  • Green Living
  • Family Picnics
  • Dinner Recipes
  • Holiday Recipes
  • Food Mentors

These types of boards are related to what you do in your day-to-day business, but they also go a step further to show people what you believe and what you represent. That’s what users are looking for.

Do your best to come up with creative and compelling board names, as these will get shared when people pin your content. Similar to titling your blog posts – putting something eye-catching in there will help your content spread faster.

Assessing Your Pin-able Assets

This is where many business owners start to freak out. Don’t! It’s easy to think that if you’re not in the business of pretty or quirky pictures that Pinterest can’t work for your brand. But it absolutely can! Every site has visual assets that they can take advantage of. Sometimes you just have to think outside the box. For you, pinable content may come in the form of:

  • Infographics or other data visualizations
  • Video stills that link off to media where you appear
  • Covers of books or eBooks you’ve written
  • Eye-catching visuals for blog posts
  • Images of customers using your products
  • Images of how your product could be used

Take a look through your site to identify assets you already own. Once you do that, think forward to brainstorm new ways to incorporate visuals into your Web site. For example, you’ll want to make sure that you’re using images in every blog post or newsletter article you’re creating so that you (and your readers) will have something to pin. Maybe you’ll want to build more data visualization into your content strategy or focus on creating things that lend themselves to visuals. Build the assets you’ll need later.

Get Your Team Involved

One of the fun features Pinterest offers is that you can add contributors to any of your boards to help keep them updated and engaging. As a small business owner there are a lot of neat ways to take advantage of this. You can:

  • Add employees as contributors to boards about company culture
  • Add frequent blog commenters/community members to boards related to content/ industry finds
  • Add your executive team as contributors to charitable pursuits.

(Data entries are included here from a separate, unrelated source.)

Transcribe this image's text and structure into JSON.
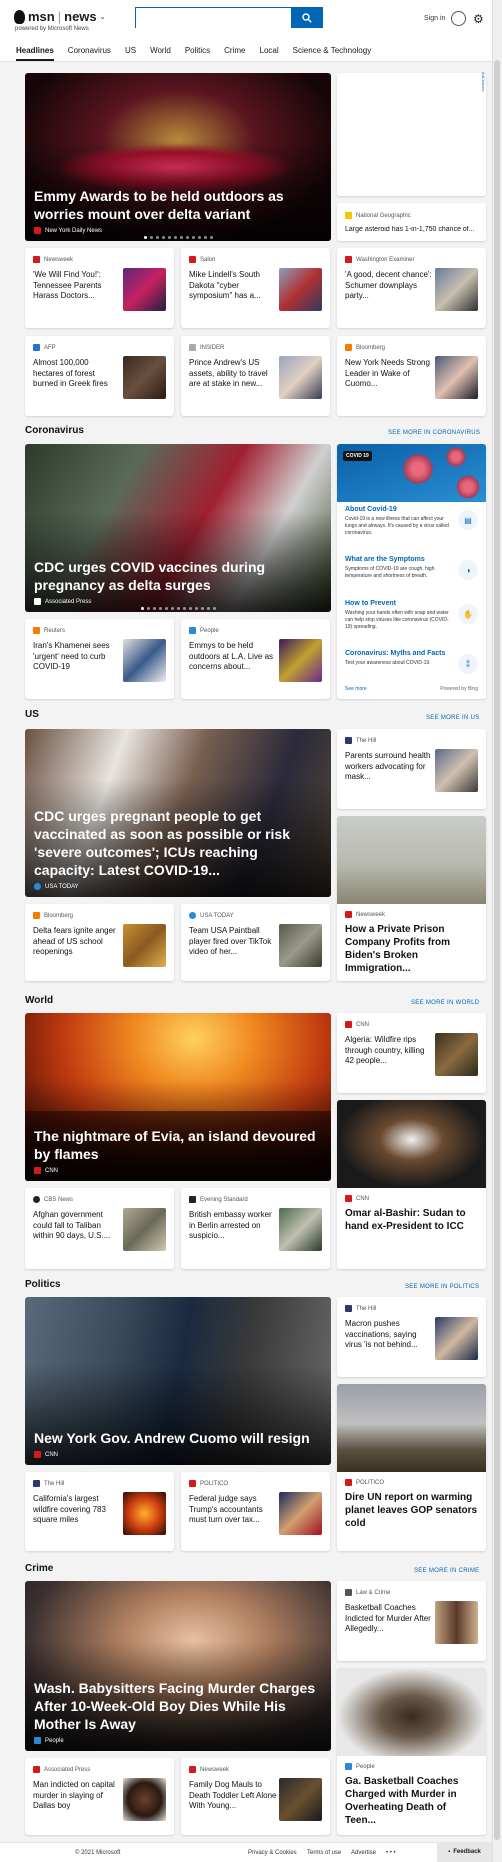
{
  "header": {
    "logo_msn": "msn",
    "logo_sep": "|",
    "logo_news": "news",
    "powered_by": "powered by Microsoft News",
    "search_placeholder": "",
    "sign_in": "Sign in",
    "tabs": [
      "Headlines",
      "Coronavirus",
      "US",
      "World",
      "Politics",
      "Crime",
      "Local",
      "Science & Technology"
    ],
    "active_tab": "Headlines"
  },
  "ad_label": "AdChoices",
  "headlines": {
    "hero": {
      "title": "Emmy Awards to be held outdoors as worries mount over delta variant",
      "source": "New York Daily News"
    },
    "side_card": {
      "source": "National Geographic",
      "title": "Large asteroid has 1-in-1,750 chance of..."
    },
    "row1": [
      {
        "source": "Newsweek",
        "title": "'We Will Find You!': Tennessee Parents Harass Doctors..."
      },
      {
        "source": "Salon",
        "title": "Mike Lindell's South Dakota \"cyber symposium\" has a..."
      },
      {
        "source": "Washington Examiner",
        "title": "'A good, decent chance': Schumer downplays party..."
      }
    ],
    "row2": [
      {
        "source": "AFP",
        "title": "Almost 100,000 hectares of forest burned in Greek fires"
      },
      {
        "source": "INSIDER",
        "title": "Prince Andrew's US assets, ability to travel are at stake in new..."
      },
      {
        "source": "Bloomberg",
        "title": "New York Needs Strong Leader in Wake of Cuomo..."
      }
    ]
  },
  "coronavirus": {
    "heading": "Coronavirus",
    "see_more": "SEE MORE IN CORONAVIRUS",
    "hero": {
      "title": "CDC urges COVID vaccines during pregnancy as delta surges",
      "source": "Associated Press"
    },
    "info": {
      "badge": "COVID 19",
      "items": [
        {
          "title": "About Covid-19",
          "desc": "Covid-19 is a new illness that can affect your lungs and airways. It's caused by a virus called coronavirus."
        },
        {
          "title": "What are the Symptoms",
          "desc": "Symptoms of COVID-19 are cough, high temperature and shortness of breath."
        },
        {
          "title": "How to Prevent",
          "desc": "Washing your hands often with soap and water can help stop viruses like coronavirus (COVID-19) spreading."
        },
        {
          "title": "Coronavirus: Myths and Facts",
          "desc": "Test your awareness about COVID-19."
        }
      ],
      "see_more": "See more",
      "powered": "Powered by Bing"
    },
    "row": [
      {
        "source": "Reuters",
        "title": "Iran's Khamenei sees 'urgent' need to curb COVID-19"
      },
      {
        "source": "People",
        "title": "Emmys to be held outdoors at L.A. Live as concerns about..."
      }
    ]
  },
  "us": {
    "heading": "US",
    "see_more": "SEE MORE IN US",
    "hero": {
      "title": "CDC urges pregnant people to get vaccinated as soon as possible or risk 'severe outcomes'; ICUs reaching capacity: Latest COVID-19...",
      "source": "USA TODAY"
    },
    "side_small": {
      "source": "The Hill",
      "title": "Parents surround health workers advocating for mask..."
    },
    "side_tall": {
      "source": "Newsweek",
      "title": "How a Private Prison Company Profits from Biden's Broken Immigration..."
    },
    "row": [
      {
        "source": "Bloomberg",
        "title": "Delta fears ignite anger ahead of US school reopenings"
      },
      {
        "source": "USA TODAY",
        "title": "Team USA Paintball player fired over TikTok video of her..."
      }
    ]
  },
  "world": {
    "heading": "World",
    "see_more": "SEE MORE IN WORLD",
    "hero": {
      "title": "The nightmare of Evia, an island devoured by flames",
      "source": "CNN"
    },
    "side_small": {
      "source": "CNN",
      "title": "Algeria: Wildfire rips through country, killing 42 people..."
    },
    "side_tall": {
      "source": "CNN",
      "title": "Omar al-Bashir: Sudan to hand ex-President to ICC"
    },
    "row": [
      {
        "source": "CBS News",
        "title": "Afghan government could fall to Taliban within 90 days, U.S...."
      },
      {
        "source": "Evening Standard",
        "title": "British embassy worker in Berlin arrested on suspicio..."
      }
    ]
  },
  "politics": {
    "heading": "Politics",
    "see_more": "SEE MORE IN POLITICS",
    "hero": {
      "title": "New York Gov. Andrew Cuomo will resign",
      "source": "CNN"
    },
    "side_small": {
      "source": "The Hill",
      "title": "Macron pushes vaccinations, saying virus 'is not behind..."
    },
    "side_tall": {
      "source": "POLITICO",
      "title": "Dire UN report on warming planet leaves GOP senators cold"
    },
    "row": [
      {
        "source": "The Hill",
        "title": "California's largest wildfire covering 783 square miles"
      },
      {
        "source": "POLITICO",
        "title": "Federal judge says Trump's accountants must turn over tax..."
      }
    ]
  },
  "crime": {
    "heading": "Crime",
    "see_more": "SEE MORE IN CRIME",
    "hero": {
      "title": "Wash. Babysitters Facing Murder Charges After 10-Week-Old Boy Dies While His Mother Is Away",
      "source": "People"
    },
    "side_small": {
      "source": "Law & Crime",
      "title": "Basketball Coaches Indicted for Murder After Allegedly..."
    },
    "side_tall": {
      "source": "People",
      "title": "Ga. Basketball Coaches Charged with Murder in Overheating Death of Teen..."
    },
    "row": [
      {
        "source": "Associated Press",
        "title": "Man indicted on capital murder in slaying of Dallas boy"
      },
      {
        "source": "Newsweek",
        "title": "Family Dog Mauls to Death Toddler Left Alone With Young..."
      }
    ]
  },
  "footer": {
    "copyright": "© 2021 Microsoft",
    "privacy": "Privacy & Cookies",
    "terms": "Terms of use",
    "advertise": "Advertise",
    "more": "• • •",
    "feedback": "Feedback"
  }
}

The more people you get involved, the more life you’ll add to your Pinterest account and the more others will want to follow what you’re doing. To add board contributors, go to the board you want to add a contributor to and click Edit. On the board’s settings menu, select “Me + Contributors.” You must follow at least one board belonging to a user in order to add him/her as a contributor. Once you’re there, start typing his/her username into the text field. Once potential matches begin to load, click Add when you see the person you want to add as a contributor. Then save your settings.

Build Followers

The best way to build new followers is to become an engaged Pinterest user. That means following other users, pinning content, repining content others share, etc. Each time you follow someone or engage with their update on Pinterest, by default, they’ll receive a notification email letting them know. This is a good way to build up your followers because, if you have good content, they’ll check you out once they see the email and follow you back. It’s also a good way to show others that you’re interested in the community and what other people are sharing.

If you’re looking for potential people to follow OR simply looking to understand what type of content you should be following, try going tohttp://pinterest.com/source/yoursitehere. This will show you what content on your domain has already been pinned and whose pinning it. You can also do the same for competitor URLs to see who is pinning and sharing their content.

Promoting Your Account

Once your account is set up, you want to do your due diligence and promote it so that your audience knows it exists. This may include adding a Pin It! buttonto your blog posts so content can be easily shared, syncing your Pinterest account to Twitter and Facebook, encouraging people to subscribe to your Pinterest RSS feed, mentioning your account in company promotions/emails, etc. The more ways you can make Pintest part of your marketing efforts, the bigger the account will grow and the easier it will be to make content spread.

The above tips are designed to help any small business get involved with Pinterest. How are you using the site to market your business? Any lessons you want to share?